- Rhymes: -aɪən
cion (plural cions)
- (chiefly in botanical senses) Alternative spelling of scion.
- 1621–1626 (published posthumously in 1627): Francis Bacon, Sylva Sylvarum : or, A Natural History ; in ten centuries, century V, Experiments in consort touching the putting back or retardation of germination, ¶ 421; reprinted in:
- 1838, The works of Lord Bacon : with an introductory essay, and a portrait ; in two volumes, volume 1, page 133 (London : William Ball, Paternoster Row ; stereotyped and printed by John Childs and son)
- 421. Men have entertained a conceit that showeth prettily ; namely, that if you graft a late-coming fruit upon a stock of a fruit-tree that cometh early, the graft will bear early ; as a peach upon a cherry ; and contrariwise, if an early-coming fruit upon a stock of a fruit-tree that cometh late, the graft will bear fruit late ; as a cherry upon a peach. But these are but imaginations, and untrue. The cause is, for that the cion overruleth the stock quite : and the stock is but passive only, and giveth aliment, but no motion to the graft.
From Old Irish cin (“guilt, fault, crime, offence; payment due, levy, exaction; booty, plunder; victory, triumph, success; share, due portion; love, affection; esteem, respect; ”).
Noun 1 
cion m (genitive ceana)
Derived terms 
Noun 2 
cion m (genitive cion)
Derived terms 
Noun 3 
|Note: Some of these forms may be hypothetical.
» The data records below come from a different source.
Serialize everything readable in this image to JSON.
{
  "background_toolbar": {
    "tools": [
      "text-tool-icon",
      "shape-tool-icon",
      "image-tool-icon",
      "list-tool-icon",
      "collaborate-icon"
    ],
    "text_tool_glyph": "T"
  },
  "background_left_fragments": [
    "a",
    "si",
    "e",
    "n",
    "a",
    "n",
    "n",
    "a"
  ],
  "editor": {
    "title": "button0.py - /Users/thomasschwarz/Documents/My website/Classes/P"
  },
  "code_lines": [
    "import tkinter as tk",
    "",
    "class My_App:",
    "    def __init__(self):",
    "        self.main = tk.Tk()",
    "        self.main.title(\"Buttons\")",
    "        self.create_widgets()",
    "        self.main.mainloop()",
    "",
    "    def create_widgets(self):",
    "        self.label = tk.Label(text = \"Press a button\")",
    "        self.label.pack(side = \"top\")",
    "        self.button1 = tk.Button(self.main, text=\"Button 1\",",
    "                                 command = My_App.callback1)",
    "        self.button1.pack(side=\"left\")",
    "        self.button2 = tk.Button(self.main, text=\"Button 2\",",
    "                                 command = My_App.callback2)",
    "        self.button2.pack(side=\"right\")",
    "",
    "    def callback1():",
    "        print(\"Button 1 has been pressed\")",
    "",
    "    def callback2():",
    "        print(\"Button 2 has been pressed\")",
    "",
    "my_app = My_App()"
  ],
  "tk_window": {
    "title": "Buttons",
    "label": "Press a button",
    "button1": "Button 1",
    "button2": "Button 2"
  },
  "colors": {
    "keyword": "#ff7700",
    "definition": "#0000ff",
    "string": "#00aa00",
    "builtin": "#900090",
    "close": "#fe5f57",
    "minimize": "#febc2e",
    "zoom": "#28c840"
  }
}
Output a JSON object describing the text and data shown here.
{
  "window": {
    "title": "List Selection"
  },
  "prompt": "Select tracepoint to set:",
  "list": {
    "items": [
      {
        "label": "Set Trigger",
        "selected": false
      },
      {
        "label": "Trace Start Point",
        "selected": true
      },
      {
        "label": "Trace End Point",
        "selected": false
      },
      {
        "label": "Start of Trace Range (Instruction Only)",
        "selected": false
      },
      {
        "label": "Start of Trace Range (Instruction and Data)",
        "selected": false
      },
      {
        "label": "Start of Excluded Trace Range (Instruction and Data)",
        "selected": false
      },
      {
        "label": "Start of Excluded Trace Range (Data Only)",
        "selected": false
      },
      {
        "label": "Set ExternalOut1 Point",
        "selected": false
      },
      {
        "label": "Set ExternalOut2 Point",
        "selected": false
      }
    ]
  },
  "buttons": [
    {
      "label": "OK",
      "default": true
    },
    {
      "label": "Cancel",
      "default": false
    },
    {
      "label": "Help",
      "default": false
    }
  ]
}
Not every
possible mutated form of every word actually occurs.
Scottish Gaelic 
cion m (genitive cion, no plural)